To summarize:

  1. You will need to understand the link between your personal vulnerability and needs, as they have a tendency to drive decision-making. You need to understand what you need (freedom, less stress, safety, et cetera), since they point to what you value in life, and when those thing are restricted or taken away they drive us to do what we can to protect them. Understanding your needs will point to your personal vulnerabilities and the things we fear and bring some clarity to your decision-making. You will need to ask yourself questions, such as “will my future destination fulfill those needs?” If not then you can be assured that more prepping and fleeing lay in your future.
  2. You need to understand if you have a need to manage your world? Does the daily newscast add more to your to-do list for preparation? Chances are you are a driven person, and driven people make poor decisions because everything is situation dependent on the current circumstances, the latest news, and/or current trends. It’s better to realize and trust that the future doesn’t belong to us, not that we cannot or shouldn’t prepare, but that we be of like mind to see the signs of the time and what they point to and let them, and not media, drive our decisions.
  3. You need to develop firm exit criteria about those things that will cause you to leave with your loved ones and/or before you decide. Making a decision to leave is fleeing, pure and simple, and it is important to understand why the decision is being made and under what criteria the decision has been made. Understand what you are fleeing from, your exit criteria, and the kind of life and environment of what you are fleeing to. Ensure your destination will meet the expectations of your exit criteria, write it all down, discuss, and pray about it with your family/community before you go.
  4. Is your conscience clear? Much can be said about the conscience– that inner guide that tells us when we are wrong and confirms when we are acting right. The Bible is instructive here, “The wicked flee when no one is pursuing but the righteous are bold as a lion.” Lions may be king of the jungle, but if you study the nature of lions they know their vulnerabilities, strengths, and weaknesses. They are strong because they know their environment, know their strengths, and understand the dangers in the areas they prowl. When a strong wind blows behind them, they don’t simply run-away, because like Sun Tzu stated, they know themselves. Those that don’t know themselves will always be frightful and timid and ready to flee at the slightest provocation. Animals, it is believed, don’t have a conscience but do have instincts; we, as humans, have both. So clear your conscience, mend relationship, get peace with God, and live within the law of the land; trust God, and He will clear your conscience so that being righteous you also can be bold like a lion and have clarity in your decision making.

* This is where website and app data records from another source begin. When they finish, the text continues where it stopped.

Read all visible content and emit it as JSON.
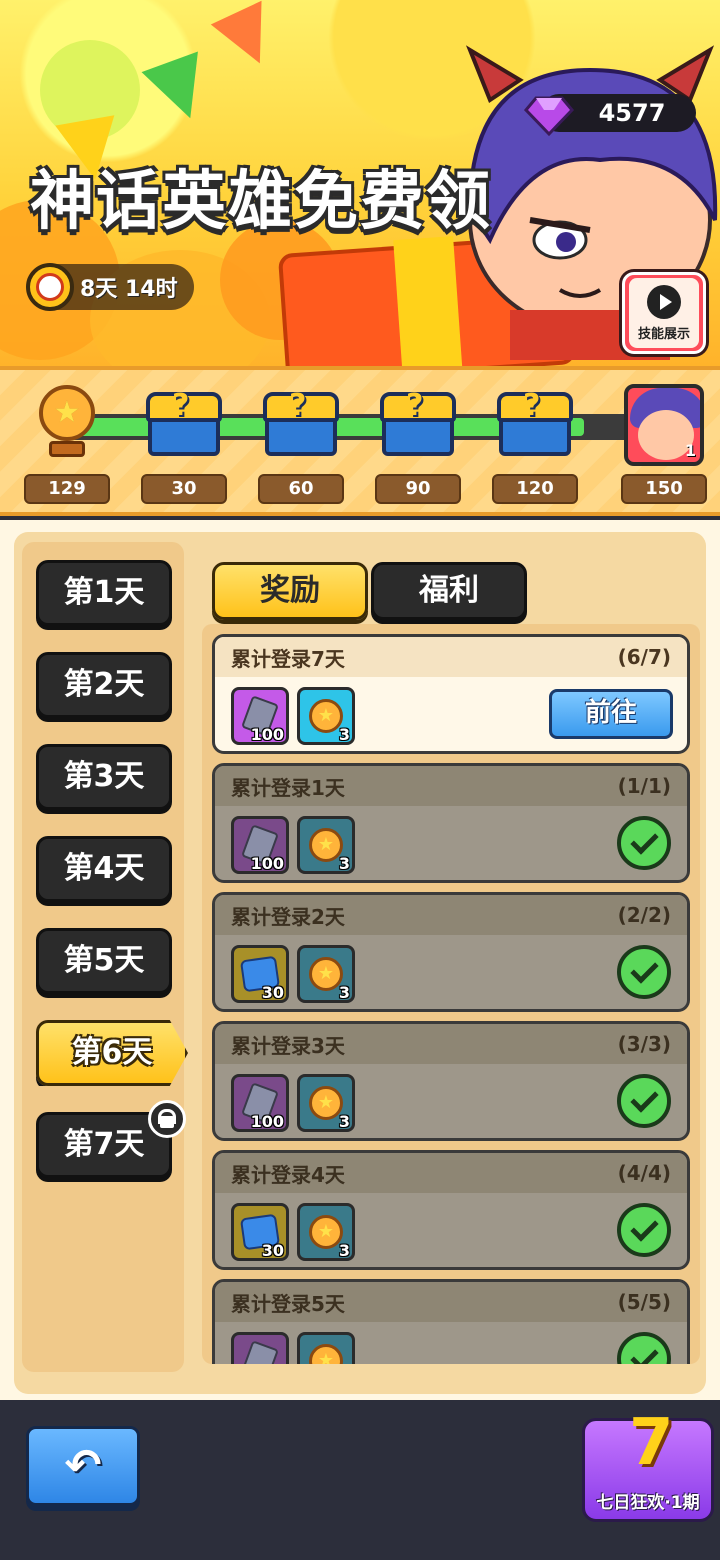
{
  "banner": {
    "title": "神话英雄免费领",
    "timer": "8天 14时",
    "gems": "4577",
    "skill_button": "技能展示"
  },
  "progress": {
    "fill_fraction": 0.92,
    "milestones": [
      {
        "value": "129",
        "icon": "trophy-icon"
      },
      {
        "value": "30",
        "icon": "chest-icon"
      },
      {
        "value": "60",
        "icon": "chest-icon"
      },
      {
        "value": "90",
        "icon": "chest-icon"
      },
      {
        "value": "120",
        "icon": "chest-icon"
      },
      {
        "value": "150",
        "icon": "hero-avatar-icon",
        "count": "1"
      }
    ]
  },
  "days": [
    {
      "label": "第1天",
      "state": "normal"
    },
    {
      "label": "第2天",
      "state": "normal"
    },
    {
      "label": "第3天",
      "state": "normal"
    },
    {
      "label": "第4天",
      "state": "normal"
    },
    {
      "label": "第5天",
      "state": "normal"
    },
    {
      "label": "第6天",
      "state": "active"
    },
    {
      "label": "第7天",
      "state": "locked"
    }
  ],
  "tabs": {
    "rewards": "奖励",
    "welfare": "福利"
  },
  "tasks": [
    {
      "title": "累计登录7天",
      "progress": "(6/7)",
      "status": "go",
      "action": "前往",
      "items": [
        {
          "type": "crystal",
          "qty": "100"
        },
        {
          "type": "trophy",
          "qty": "3"
        }
      ]
    },
    {
      "title": "累计登录1天",
      "progress": "(1/1)",
      "status": "done",
      "items": [
        {
          "type": "crystal",
          "qty": "100"
        },
        {
          "type": "trophy",
          "qty": "3"
        }
      ]
    },
    {
      "title": "累计登录2天",
      "progress": "(2/2)",
      "status": "done",
      "items": [
        {
          "type": "bluegem",
          "qty": "30"
        },
        {
          "type": "trophy",
          "qty": "3"
        }
      ]
    },
    {
      "title": "累计登录3天",
      "progress": "(3/3)",
      "status": "done",
      "items": [
        {
          "type": "crystal",
          "qty": "100"
        },
        {
          "type": "trophy",
          "qty": "3"
        }
      ]
    },
    {
      "title": "累计登录4天",
      "progress": "(4/4)",
      "status": "done",
      "items": [
        {
          "type": "bluegem",
          "qty": "30"
        },
        {
          "type": "trophy",
          "qty": "3"
        }
      ]
    },
    {
      "title": "累计登录5天",
      "progress": "(5/5)",
      "status": "done",
      "items": [
        {
          "type": "crystal",
          "qty": ""
        },
        {
          "type": "trophy",
          "qty": ""
        }
      ]
    }
  ],
  "bottom": {
    "event_label": "七日狂欢·1期",
    "event_number": "7"
  }
}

A proposed menu of family discussion items to help in mental and spiritual preparedness:

  1. Have a family discussion about some of the current headlines and how they impact each member of the family. Identify their fears; then talk about previous fears and how they have played out in their lives. This can help people see if their fears are based in reality.
  2. Have a family or group discussion about what each person values. How would they react if those values were taken away? How do they react when those values are threatened?
  3. Discuss the relationship between their personal fears and the values they believe are threatened. Are they based in reality? Will these fears subside when you are at your alternative location? If not, what can be done to alleviate those fears now, before you carry them to another location.
  4. For those interested in religion, discuss Genesis 3 with your family. Do you see yourself in this story? Are you trying to camouflage yourself from something or someone? Do you run away from relationship, responsibility, or even from God?
  5. Discuss with your family how each individual feels vulnerable and how the family or group has helped them overcome that feeling. If they haven’t overcome those vulnerabilities, work these out before any major decision to leave.